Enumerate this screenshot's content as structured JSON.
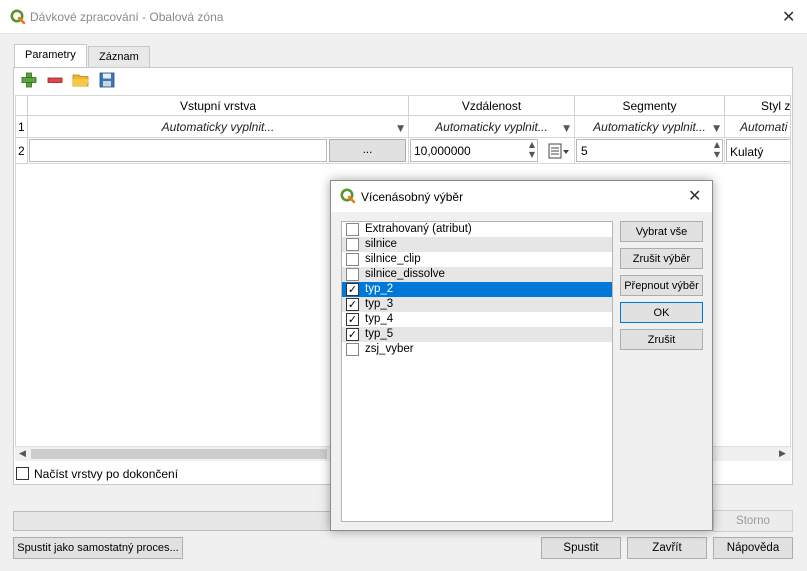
{
  "window": {
    "title": "Dávkové zpracování - Obalová zóna"
  },
  "tabs": [
    "Parametry",
    "Záznam"
  ],
  "toolbar": {
    "add": "add-row-icon",
    "remove": "remove-row-icon",
    "open": "folder-open-icon",
    "save": "save-icon"
  },
  "grid": {
    "columns": [
      "Vstupní vrstva",
      "Vzdálenost",
      "Segmenty",
      "Styl za"
    ],
    "row1": {
      "num": "1",
      "auto1": "Automaticky vyplnit...",
      "auto2": "Automaticky vyplnit...",
      "auto3": "Automaticky vyplnit...",
      "auto4": "Automati"
    },
    "row2": {
      "num": "2",
      "browse": "...",
      "distance": "10,000000",
      "segments": "5",
      "style": "Kulatý"
    }
  },
  "load_layers": "Načíst vrstvy po dokončení",
  "bottom": {
    "cancel": "Storno",
    "standalone": "Spustit jako samostatný proces...",
    "run": "Spustit",
    "close": "Zavřít",
    "help": "Nápověda"
  },
  "dialog": {
    "title": "Vícenásobný výběr",
    "items": [
      {
        "label": "Extrahovaný (atribut)",
        "checked": false,
        "selected": false
      },
      {
        "label": "silnice",
        "checked": false,
        "selected": false
      },
      {
        "label": "silnice_clip",
        "checked": false,
        "selected": false
      },
      {
        "label": "silnice_dissolve",
        "checked": false,
        "selected": false
      },
      {
        "label": "typ_2",
        "checked": true,
        "selected": true
      },
      {
        "label": "typ_3",
        "checked": true,
        "selected": false
      },
      {
        "label": "typ_4",
        "checked": true,
        "selected": false
      },
      {
        "label": "typ_5",
        "checked": true,
        "selected": false
      },
      {
        "label": "zsj_vyber",
        "checked": false,
        "selected": false
      }
    ],
    "buttons": {
      "select_all": "Vybrat vše",
      "clear": "Zrušit výběr",
      "toggle": "Přepnout výběr",
      "ok": "OK",
      "cancel": "Zrušit"
    }
  },
  "colors": {
    "selection": "#0078d7",
    "qgis_green": "#589632"
  }
}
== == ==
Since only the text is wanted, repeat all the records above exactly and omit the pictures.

ANSWER FOR THE TASK:
Enumerate this screenshot's content as structured JSON.
{
  "window": {
    "title": "Dávkové zpracování - Obalová zóna"
  },
  "tabs": [
    "Parametry",
    "Záznam"
  ],
  "toolbar": {
    "add": "add-row-icon",
    "remove": "remove-row-icon",
    "open": "folder-open-icon",
    "save": "save-icon"
  },
  "grid": {
    "columns": [
      "Vstupní vrstva",
      "Vzdálenost",
      "Segmenty",
      "Styl za"
    ],
    "row1": {
      "num": "1",
      "auto1": "Automaticky vyplnit...",
      "auto2": "Automaticky vyplnit...",
      "auto3": "Automaticky vyplnit...",
      "auto4": "Automati"
    },
    "row2": {
      "num": "2",
      "browse": "...",
      "distance": "10,000000",
      "segments": "5",
      "style": "Kulatý"
    }
  },
  "load_layers": "Načíst vrstvy po dokončení",
  "bottom": {
    "cancel": "Storno",
    "standalone": "Spustit jako samostatný proces...",
    "run": "Spustit",
    "close": "Zavřít",
    "help": "Nápověda"
  },
  "dialog": {
    "title": "Vícenásobný výběr",
    "items": [
      {
        "label": "Extrahovaný (atribut)",
        "checked": false,
        "selected": false
      },
      {
        "label": "silnice",
        "checked": false,
        "selected": false
      },
      {
        "label": "silnice_clip",
        "checked": false,
        "selected": false
      },
      {
        "label": "silnice_dissolve",
        "checked": false,
        "selected": false
      },
      {
        "label": "typ_2",
        "checked": true,
        "selected": true
      },
      {
        "label": "typ_3",
        "checked": true,
        "selected": false
      },
      {
        "label": "typ_4",
        "checked": true,
        "selected": false
      },
      {
        "label": "typ_5",
        "checked": true,
        "selected": false
      },
      {
        "label": "zsj_vyber",
        "checked": false,
        "selected": false
      }
    ],
    "buttons": {
      "select_all": "Vybrat vše",
      "clear": "Zrušit výběr",
      "toggle": "Přepnout výběr",
      "ok": "OK",
      "cancel": "Zrušit"
    }
  },
  "colors": {
    "selection": "#0078d7",
    "qgis_green": "#589632"
  }
}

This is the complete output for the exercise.